Assigned task:
If a line in the data holds "shortcut", copy that line out in full.

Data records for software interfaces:
::::::

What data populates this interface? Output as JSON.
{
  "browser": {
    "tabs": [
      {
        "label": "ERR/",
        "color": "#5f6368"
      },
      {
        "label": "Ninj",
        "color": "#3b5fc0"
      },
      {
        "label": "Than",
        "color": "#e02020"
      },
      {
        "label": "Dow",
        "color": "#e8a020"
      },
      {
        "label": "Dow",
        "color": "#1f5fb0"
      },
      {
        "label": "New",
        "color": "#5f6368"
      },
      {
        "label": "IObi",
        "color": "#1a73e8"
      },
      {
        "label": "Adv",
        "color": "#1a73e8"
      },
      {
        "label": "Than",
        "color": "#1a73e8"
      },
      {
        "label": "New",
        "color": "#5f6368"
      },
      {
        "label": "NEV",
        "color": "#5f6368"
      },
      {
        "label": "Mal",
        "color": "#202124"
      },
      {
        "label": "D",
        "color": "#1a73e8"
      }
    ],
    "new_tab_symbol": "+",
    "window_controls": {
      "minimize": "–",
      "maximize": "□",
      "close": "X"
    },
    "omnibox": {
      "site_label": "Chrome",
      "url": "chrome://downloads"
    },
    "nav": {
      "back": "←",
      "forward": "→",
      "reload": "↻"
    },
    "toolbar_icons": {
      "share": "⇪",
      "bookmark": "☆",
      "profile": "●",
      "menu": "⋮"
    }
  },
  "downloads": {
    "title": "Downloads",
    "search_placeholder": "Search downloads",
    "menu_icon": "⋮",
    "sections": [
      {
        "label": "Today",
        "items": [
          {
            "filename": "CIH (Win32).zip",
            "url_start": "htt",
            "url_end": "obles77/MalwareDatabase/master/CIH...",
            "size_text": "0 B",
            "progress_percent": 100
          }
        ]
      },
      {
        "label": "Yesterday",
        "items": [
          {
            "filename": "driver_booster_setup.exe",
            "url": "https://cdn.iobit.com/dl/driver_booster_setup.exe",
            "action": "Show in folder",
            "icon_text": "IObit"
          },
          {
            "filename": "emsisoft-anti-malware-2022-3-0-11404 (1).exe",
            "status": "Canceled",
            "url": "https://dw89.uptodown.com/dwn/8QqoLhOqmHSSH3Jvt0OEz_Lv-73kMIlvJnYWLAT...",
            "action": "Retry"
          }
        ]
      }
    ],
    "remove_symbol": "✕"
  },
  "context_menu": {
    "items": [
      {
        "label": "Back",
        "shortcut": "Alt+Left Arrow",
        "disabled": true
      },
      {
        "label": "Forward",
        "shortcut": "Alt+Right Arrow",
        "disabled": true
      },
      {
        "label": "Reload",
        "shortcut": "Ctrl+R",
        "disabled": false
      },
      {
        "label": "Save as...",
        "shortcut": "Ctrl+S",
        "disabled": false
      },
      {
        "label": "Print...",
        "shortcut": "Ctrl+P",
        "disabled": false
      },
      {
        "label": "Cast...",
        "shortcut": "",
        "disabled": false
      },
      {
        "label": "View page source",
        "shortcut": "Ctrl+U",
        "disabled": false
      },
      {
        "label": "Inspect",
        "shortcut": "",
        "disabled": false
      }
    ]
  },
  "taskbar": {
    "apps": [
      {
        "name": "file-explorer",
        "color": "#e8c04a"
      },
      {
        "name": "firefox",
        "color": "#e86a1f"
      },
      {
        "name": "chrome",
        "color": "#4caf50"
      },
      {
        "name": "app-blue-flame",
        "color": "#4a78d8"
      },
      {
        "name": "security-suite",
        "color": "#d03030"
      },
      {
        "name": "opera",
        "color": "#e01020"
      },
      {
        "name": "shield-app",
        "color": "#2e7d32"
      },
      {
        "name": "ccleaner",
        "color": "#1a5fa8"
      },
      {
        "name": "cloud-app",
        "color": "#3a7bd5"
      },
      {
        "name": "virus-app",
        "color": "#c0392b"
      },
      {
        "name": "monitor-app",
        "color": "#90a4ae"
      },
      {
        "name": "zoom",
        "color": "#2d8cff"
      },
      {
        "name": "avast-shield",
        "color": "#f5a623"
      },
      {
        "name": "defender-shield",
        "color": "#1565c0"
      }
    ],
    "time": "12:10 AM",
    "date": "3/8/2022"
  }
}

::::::

Answer space:
        "shortcut": "Alt+Left Arrow",
        "shortcut": "Alt+Right Arrow",
        "shortcut": "Ctrl+R",
        "shortcut": "Ctrl+S",
        "shortcut": "Ctrl+P",
        "shortcut": "",
        "shortcut": "Ctrl+U",
        "shortcut": "",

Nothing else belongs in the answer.